To avoid damaging the motor open when the power is off. When a motor housing's temperature rises over time, such as when it's hot, it should be suspended and allowed to cool before use, or it could lead to burning and overheating. Please do timely maintenance when there is an unnatural sound or excessive vibration. The plaster saw needs to be cleaned after use. To avoid water damage and stumbling, it is kept in a dry environment with relative humidity below 80%, a non-corrosive gas environment.
110 V/60Hz or 220 V/50Hz power voltage
>20W of output power
Power Rating: 125W
>11000 r/min while not loaded
84 dB or less of noise
Motor insulation class: E class
The product is extremely safe, but it should only be used by those who have received training on operating it correctly and avoiding issues. Using a cast saw incorrectly or with worn-out blades can result in issues. Even though they are rare, minor burns or skin injuries from cast removal by cast saw can happen. Although these injuries are rare with correct use, some steps may be taken to reduce the risk. In orthopedics, casts are frequently used as a kind of treatment. Many people will receive a cast at some point to treat a fractured bone or immobilization following surgery. Cast removal is relatively safe surgery, even though it can cause anxiety.
When it is time to remove the cast, a professional medical cut through the plaster or fiberglass the cast is comprised of with a cast saw.
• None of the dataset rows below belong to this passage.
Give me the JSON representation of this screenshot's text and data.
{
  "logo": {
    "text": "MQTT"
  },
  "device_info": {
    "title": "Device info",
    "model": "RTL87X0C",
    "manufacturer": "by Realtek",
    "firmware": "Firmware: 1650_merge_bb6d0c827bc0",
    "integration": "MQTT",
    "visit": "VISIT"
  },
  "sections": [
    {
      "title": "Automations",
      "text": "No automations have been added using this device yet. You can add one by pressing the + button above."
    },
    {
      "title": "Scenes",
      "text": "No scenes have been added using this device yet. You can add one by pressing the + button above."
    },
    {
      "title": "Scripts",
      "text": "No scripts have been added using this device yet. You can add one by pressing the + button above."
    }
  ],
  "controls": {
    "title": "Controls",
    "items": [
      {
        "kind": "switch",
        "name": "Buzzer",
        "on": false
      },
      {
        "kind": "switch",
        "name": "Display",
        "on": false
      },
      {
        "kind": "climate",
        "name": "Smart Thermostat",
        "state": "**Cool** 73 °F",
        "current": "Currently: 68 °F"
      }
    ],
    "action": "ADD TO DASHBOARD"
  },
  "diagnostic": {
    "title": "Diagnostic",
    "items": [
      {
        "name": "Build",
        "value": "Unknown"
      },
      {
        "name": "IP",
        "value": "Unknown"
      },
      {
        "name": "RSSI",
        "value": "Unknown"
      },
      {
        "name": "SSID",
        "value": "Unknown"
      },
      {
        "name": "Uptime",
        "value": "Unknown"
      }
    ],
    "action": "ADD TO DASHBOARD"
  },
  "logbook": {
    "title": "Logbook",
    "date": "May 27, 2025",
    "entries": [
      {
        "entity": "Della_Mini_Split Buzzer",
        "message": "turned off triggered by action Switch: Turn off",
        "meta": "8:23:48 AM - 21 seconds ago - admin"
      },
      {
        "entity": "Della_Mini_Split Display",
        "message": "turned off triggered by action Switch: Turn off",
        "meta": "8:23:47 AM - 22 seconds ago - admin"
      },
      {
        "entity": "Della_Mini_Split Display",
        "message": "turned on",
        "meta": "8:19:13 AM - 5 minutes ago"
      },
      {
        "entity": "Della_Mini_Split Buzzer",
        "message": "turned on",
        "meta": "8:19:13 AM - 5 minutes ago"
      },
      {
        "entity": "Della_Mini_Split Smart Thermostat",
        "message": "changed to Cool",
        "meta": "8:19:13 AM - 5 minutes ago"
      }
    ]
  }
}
Cast removal is safe when done by a trained healthcare professional, even though having this tool so close to your skin may feel frightening. The blade of a cast saw has small, sharp teeth and rapidly oscillates back and forth. It doesn't revolve as a circular saw does. The cast saw will cut through the material when used against the solid surface of the plaster or fiberglass.
But when the cast saw is in contact with your flesh, the vibration only causes the skin to move back and forth, not to be sliced. Cast removal is now even more tolerable with newer cast saws. The noise made by the saw's motor is the most notable change. Older cast saws can have frighteningly loud motors, especially for young children. The motors in more recent saws are substantially quieter and less stressful for patients.